Change search
CiteExportLink to record
Permanent link

Direct link
Cite
Citation style
  • apa
  • ieee
  • modern-language-association-8th-edition
  • vancouver
  • Other style
More styles
Language
  • de-DE
  • en-GB
  • en-US
  • fi-FI
  • nn-NO
  • nn-NB
  • sv-SE
  • Other locale
More languages
Output format
  • html
  • text
  • asciidoc
  • rtf
Alzheimer's disease and cigarette smoke components: effects of nicotine, PAHs, and Cd(II), Cr(III), Pb(II), Pb(IV) ions on amyloid-beta peptide aggregation
Stockholm University, Faculty of Science, Department of Biochemistry and Biophysics.
Stockholm University, Faculty of Science, Department of Biochemistry and Biophysics. Stockholm University, Faculty of Science, Department of Environmental Science and Analytical Chemistry.
Show others and affiliations
Number of Authors: 92017 (English)In: Scientific Reports, ISSN 2045-2322, E-ISSN 2045-2322, Vol. 7, article id 14423Article in journal (Refereed) Published
Abstract [en]

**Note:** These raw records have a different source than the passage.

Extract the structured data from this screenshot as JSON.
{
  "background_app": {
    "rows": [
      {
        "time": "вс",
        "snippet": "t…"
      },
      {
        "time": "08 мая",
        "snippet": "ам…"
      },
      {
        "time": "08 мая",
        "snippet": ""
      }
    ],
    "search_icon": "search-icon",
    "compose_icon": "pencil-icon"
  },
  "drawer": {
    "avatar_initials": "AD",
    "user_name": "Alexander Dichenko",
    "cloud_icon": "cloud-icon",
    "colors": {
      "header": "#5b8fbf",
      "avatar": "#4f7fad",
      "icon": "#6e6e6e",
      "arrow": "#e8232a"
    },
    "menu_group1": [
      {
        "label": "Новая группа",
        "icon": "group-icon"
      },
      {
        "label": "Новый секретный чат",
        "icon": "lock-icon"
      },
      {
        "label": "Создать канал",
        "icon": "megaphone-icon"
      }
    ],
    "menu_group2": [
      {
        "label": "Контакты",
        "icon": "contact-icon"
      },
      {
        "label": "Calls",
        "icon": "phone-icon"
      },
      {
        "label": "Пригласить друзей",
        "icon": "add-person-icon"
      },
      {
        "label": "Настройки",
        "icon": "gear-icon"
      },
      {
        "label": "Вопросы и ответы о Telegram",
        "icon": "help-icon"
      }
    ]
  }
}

Cigarette smoking is a significant risk factor for Alzheimer’s disease (AD), which is associated with extracellular brain deposits of amyloid plaques containing aggregated amyloid-β (Aβ) peptides. Aβ aggregation occurs via multiple pathways that can be influenced by various compounds. Here, we used AFM imaging and NMR, fluorescence, and mass spectrometry to monitor in vitro how Aβ aggregation is affected by the cigarette-related compounds nicotine, polycyclic aromatic hydrocarbons (PAHs) with one to five aromatic rings, and the metal ions Cd(II), Cr(III), Pb(II), and Pb(IV). All PAHs and metal ions modulated the Aβ aggregation process. Cd(II), Cr(III), and Pb(II) ions displayed general electrostatic interactions with Aβ, whereas Pb(IV) ions showed specific transient binding coordination to the N-terminal Aβ segment. Thus, Pb(IV) ions are especially prone to interact with Aβ and affect its aggregation. While Pb(IV) ions affected mainly Aβ dimer and trimer formation, hydrophobic toluene mainly affected formation of larger aggregates such as tetramers. The uncharged and hydrophilic nicotine molecule showed no direct interactions with Aβ, nor did it affect Aβ aggregation. Our Aβ interaction results suggest a molecular rationale for the higher AD prevalence among smokers, and indicate that certain forms of lead in particular may constitute an environmental risk factor for AD.

Place, publisher, year, edition, pages
2017. Vol. 7, article id 14423
Keywords [en]
Molecular conformation, Neurodegeneration, Risk factors
National Category
Other Natural Sciences Biological Sciences Chemical Sciences
Identifiers
URN: urn:nbn:se:su:diva-149842DOI: 10.1038/s41598-017-13759-5ISI: 000414231000024PubMedID: 29089568OAI: oai:DiVA.org:su-149842DiVA, id: diva2:1166460
Available from: 2017-12-15 Created: 2017-12-15 Last updated: 2017-12-15Bibliographically approved

Open Access in DiVA

No full text in DiVA

Other links

Publisher's full textPubMed

Search in DiVA

By author/editor
Wallin, CeciliaÖsterlund, NicklasJarvet, JüriIlag, LeopoldGräslund, AstridWärmländer, Sebastian K. T. S.
By organisation
Department of Biochemistry and BiophysicsDepartment of Environmental Science and Analytical Chemistry
In the same journal
Scientific Reports
Other Natural SciencesBiological SciencesChemical Sciences

Search outside of DiVA

GoogleGoogle Scholar

doi
pubmed
urn-nbn

Altmetric score

doi
pubmed
urn-nbn
Total: 24 hits
CiteExportLink to record
Permanent link

Direct link
Cite
Citation style
  • apa
  • ieee
  • modern-language-association-8th-edition
  • vancouver
  • Other style
More styles
Language
  • de-DE
  • en-GB
  • en-US
  • fi-FI
  • nn-NO
  • nn-NB
  • sv-SE
  • Other locale
More languages
Output format
  • html
  • text
  • asciidoc
  • rtf